Records provided >>
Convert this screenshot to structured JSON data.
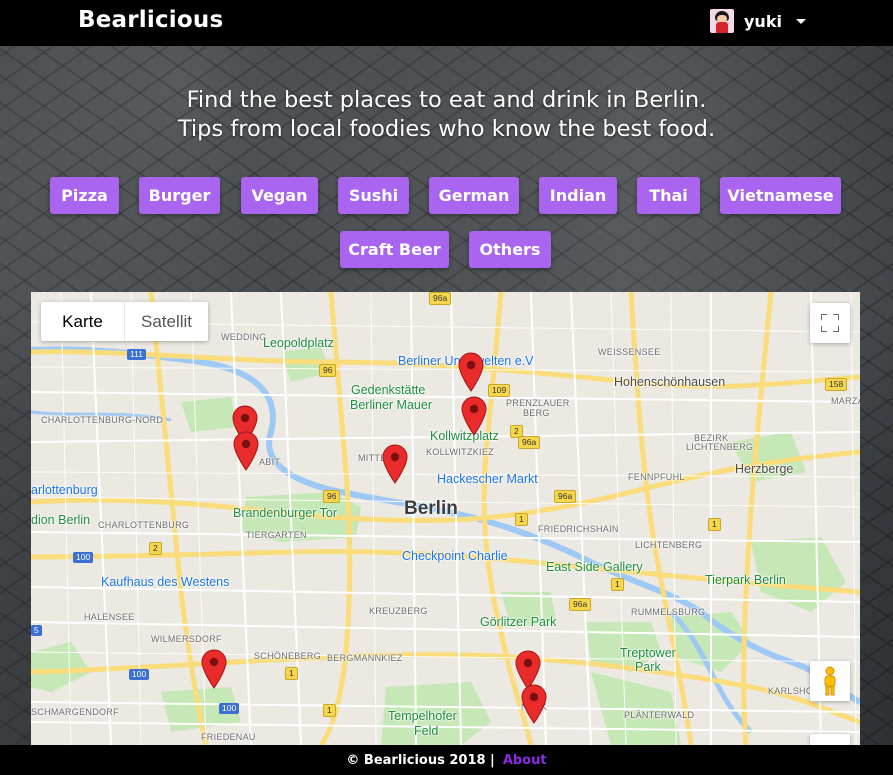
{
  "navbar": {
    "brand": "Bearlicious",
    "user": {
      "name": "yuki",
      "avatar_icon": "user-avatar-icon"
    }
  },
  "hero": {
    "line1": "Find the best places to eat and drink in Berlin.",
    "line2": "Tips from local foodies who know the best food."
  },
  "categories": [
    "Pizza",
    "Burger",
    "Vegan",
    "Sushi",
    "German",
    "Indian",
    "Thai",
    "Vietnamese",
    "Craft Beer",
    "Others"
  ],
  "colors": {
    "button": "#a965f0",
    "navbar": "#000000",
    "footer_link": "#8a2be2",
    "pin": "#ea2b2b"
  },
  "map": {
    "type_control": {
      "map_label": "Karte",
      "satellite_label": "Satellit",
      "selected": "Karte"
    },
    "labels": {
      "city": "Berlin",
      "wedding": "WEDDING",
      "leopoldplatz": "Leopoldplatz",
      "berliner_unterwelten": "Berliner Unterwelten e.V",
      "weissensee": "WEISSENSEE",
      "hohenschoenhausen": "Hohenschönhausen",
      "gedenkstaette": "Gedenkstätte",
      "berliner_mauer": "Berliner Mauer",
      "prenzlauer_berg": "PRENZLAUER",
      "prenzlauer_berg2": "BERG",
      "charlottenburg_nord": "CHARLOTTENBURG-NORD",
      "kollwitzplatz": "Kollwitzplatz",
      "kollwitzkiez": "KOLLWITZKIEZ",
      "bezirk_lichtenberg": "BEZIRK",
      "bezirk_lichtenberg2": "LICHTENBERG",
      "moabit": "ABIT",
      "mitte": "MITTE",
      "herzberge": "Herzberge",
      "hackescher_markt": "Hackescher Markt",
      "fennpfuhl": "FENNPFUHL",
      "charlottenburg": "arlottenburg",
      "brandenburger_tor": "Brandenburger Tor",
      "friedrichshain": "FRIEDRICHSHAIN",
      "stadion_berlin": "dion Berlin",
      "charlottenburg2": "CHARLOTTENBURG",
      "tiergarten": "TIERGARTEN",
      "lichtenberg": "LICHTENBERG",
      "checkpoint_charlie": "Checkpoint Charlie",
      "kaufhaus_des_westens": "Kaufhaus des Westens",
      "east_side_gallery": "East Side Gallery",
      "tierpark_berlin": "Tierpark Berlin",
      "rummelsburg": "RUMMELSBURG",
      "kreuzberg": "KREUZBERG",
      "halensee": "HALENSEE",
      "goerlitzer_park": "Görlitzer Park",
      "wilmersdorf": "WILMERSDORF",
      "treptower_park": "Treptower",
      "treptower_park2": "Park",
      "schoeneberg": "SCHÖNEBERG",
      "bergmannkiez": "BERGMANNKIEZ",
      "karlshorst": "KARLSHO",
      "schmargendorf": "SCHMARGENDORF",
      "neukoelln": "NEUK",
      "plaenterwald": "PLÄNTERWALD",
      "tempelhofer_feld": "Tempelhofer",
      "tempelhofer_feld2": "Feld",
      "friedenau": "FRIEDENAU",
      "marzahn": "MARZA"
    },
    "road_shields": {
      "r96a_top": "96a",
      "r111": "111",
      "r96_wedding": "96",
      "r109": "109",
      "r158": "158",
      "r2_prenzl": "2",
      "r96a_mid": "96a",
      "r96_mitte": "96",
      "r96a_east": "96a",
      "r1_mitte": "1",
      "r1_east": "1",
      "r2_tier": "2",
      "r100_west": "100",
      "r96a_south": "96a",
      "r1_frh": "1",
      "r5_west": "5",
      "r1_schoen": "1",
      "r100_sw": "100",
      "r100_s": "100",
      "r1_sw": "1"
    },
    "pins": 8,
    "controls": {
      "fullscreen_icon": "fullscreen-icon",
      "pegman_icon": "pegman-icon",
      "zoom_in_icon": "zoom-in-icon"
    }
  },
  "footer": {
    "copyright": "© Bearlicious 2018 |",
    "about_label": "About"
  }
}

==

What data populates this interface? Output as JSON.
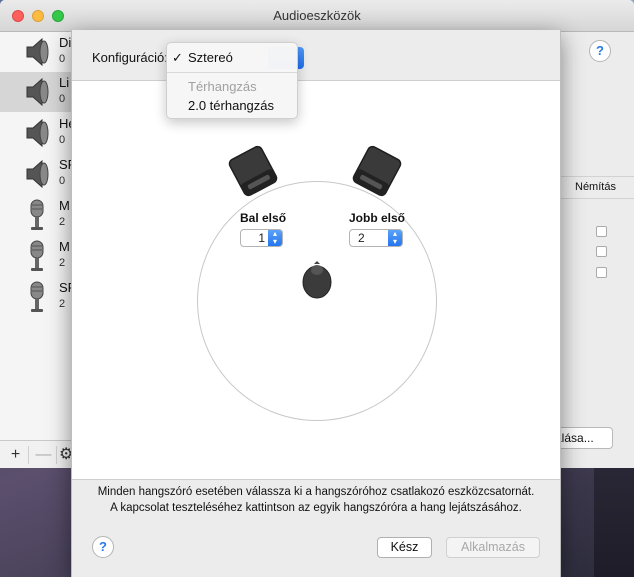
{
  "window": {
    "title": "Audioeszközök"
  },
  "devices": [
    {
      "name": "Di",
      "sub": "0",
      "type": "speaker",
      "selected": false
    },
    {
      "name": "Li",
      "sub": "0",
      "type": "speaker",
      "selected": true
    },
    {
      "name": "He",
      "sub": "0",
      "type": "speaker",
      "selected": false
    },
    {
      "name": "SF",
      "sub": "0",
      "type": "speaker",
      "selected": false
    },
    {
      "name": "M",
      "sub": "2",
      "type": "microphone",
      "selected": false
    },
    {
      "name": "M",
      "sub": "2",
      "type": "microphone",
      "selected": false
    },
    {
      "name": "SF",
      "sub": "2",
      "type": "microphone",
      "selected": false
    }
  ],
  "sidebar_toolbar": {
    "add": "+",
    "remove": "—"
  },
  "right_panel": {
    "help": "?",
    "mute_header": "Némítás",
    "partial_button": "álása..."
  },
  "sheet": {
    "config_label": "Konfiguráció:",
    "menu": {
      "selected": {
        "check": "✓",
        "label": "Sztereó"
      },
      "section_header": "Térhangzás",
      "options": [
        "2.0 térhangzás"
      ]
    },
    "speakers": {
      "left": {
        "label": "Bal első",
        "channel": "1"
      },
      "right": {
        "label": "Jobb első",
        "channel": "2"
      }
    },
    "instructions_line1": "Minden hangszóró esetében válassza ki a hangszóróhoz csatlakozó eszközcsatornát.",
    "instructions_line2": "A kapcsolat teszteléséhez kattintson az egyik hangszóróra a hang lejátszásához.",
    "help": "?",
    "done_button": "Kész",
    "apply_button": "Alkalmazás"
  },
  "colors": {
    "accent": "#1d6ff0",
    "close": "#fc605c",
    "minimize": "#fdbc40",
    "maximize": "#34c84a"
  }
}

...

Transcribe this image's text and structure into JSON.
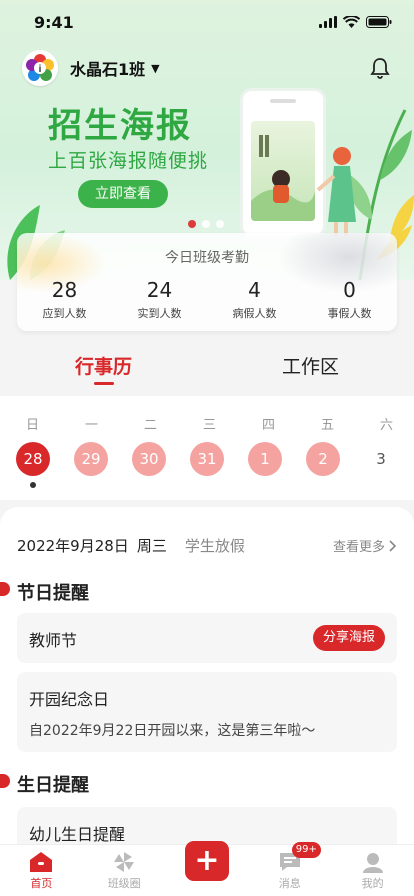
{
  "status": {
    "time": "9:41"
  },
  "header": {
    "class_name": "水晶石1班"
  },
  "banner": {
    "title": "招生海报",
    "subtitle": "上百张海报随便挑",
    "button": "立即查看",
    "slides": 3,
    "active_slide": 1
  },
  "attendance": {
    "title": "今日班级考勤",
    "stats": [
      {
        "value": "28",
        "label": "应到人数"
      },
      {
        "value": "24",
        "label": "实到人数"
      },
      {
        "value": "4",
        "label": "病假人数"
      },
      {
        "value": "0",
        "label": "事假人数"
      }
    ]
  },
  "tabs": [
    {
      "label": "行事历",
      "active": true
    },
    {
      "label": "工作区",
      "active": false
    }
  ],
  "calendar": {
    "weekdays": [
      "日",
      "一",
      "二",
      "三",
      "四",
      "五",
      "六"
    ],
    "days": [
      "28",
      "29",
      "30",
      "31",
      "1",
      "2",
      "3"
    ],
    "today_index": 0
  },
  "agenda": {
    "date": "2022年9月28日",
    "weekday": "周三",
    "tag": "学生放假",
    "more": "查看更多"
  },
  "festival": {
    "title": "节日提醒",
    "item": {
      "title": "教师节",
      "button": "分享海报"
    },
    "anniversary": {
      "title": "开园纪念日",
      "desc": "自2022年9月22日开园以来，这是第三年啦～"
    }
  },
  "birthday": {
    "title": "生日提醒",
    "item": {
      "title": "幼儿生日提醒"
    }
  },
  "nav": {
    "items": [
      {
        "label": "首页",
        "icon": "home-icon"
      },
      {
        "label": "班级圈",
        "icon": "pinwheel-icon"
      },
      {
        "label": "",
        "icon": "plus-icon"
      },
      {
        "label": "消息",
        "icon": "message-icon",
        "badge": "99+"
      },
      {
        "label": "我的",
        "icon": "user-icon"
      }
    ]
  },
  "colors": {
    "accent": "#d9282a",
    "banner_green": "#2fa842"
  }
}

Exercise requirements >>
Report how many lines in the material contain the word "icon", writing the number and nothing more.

Solution below >>
9